Ryan Avent on the role of financial journalists:
There is a growing sense of despair among some economic writers that policymakers will not do much more to bolster the flagging global recovery. And critics who note the limits of policy intervention have a bit of a point—not all of the shortfall in demand and employment can be fixed by government intervention. But much of it can be and should be. And if it isn't, that's not because we lack the ability to conceive of helpful policies. It's because policymakers are unwilling to do what they should be doing.
It's not the job of the economics journalist to take that as a given and declare that America will have to muddle through. It's their job to correctly identify the problem, and name the names of those causing it.
By "economic writers," I assume Ryan is talking mostly about columnists and pundits here. And he's right that it does, in fact, look as though political realities will prevent any serious additional government intervention to stimulate the economy. Those political realities include White House advisors who seem unsure what to do, a president who's unwilling to speak up forthrightly about the mess we're in, and a Republican Party that's either deep in the ditch of 19th century economic principles or else figures its best chance to regain power is to make sure the economy stays in the tank. Or both. It's hard to say without being able to read minds.
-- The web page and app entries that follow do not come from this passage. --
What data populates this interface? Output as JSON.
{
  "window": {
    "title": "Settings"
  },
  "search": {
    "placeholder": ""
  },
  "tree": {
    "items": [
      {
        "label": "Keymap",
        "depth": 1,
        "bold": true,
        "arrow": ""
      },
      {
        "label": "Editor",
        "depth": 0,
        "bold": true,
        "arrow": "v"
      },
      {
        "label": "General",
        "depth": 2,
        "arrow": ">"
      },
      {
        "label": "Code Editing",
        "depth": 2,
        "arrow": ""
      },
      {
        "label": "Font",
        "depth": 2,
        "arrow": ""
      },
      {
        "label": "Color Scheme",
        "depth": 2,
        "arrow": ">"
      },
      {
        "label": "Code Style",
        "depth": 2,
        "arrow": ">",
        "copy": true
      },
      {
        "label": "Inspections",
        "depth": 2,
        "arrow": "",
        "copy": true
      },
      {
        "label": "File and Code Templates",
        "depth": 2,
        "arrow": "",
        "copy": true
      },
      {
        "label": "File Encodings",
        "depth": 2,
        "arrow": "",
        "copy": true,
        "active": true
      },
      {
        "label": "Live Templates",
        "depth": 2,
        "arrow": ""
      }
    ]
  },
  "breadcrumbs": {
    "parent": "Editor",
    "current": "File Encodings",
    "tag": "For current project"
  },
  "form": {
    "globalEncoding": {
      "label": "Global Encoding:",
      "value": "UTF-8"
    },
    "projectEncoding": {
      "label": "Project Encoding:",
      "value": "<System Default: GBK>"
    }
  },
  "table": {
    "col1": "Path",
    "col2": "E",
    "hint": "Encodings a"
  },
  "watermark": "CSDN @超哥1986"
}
But while columnists certainly have a responsibility to explain political realities to their readers, they have an even stronger responsibility to explain the economic realities as they see them. If they legitimately think there's nothing more that can be done, fine. But if they don't, they shouldn't use politics as a cover for throwing up their hands. The federal government can't wave a magic wand and make everything OK, but there are still plenty of things left in its armory. We don't have to accept 8-10% unemployment for the next four years if we don't want to.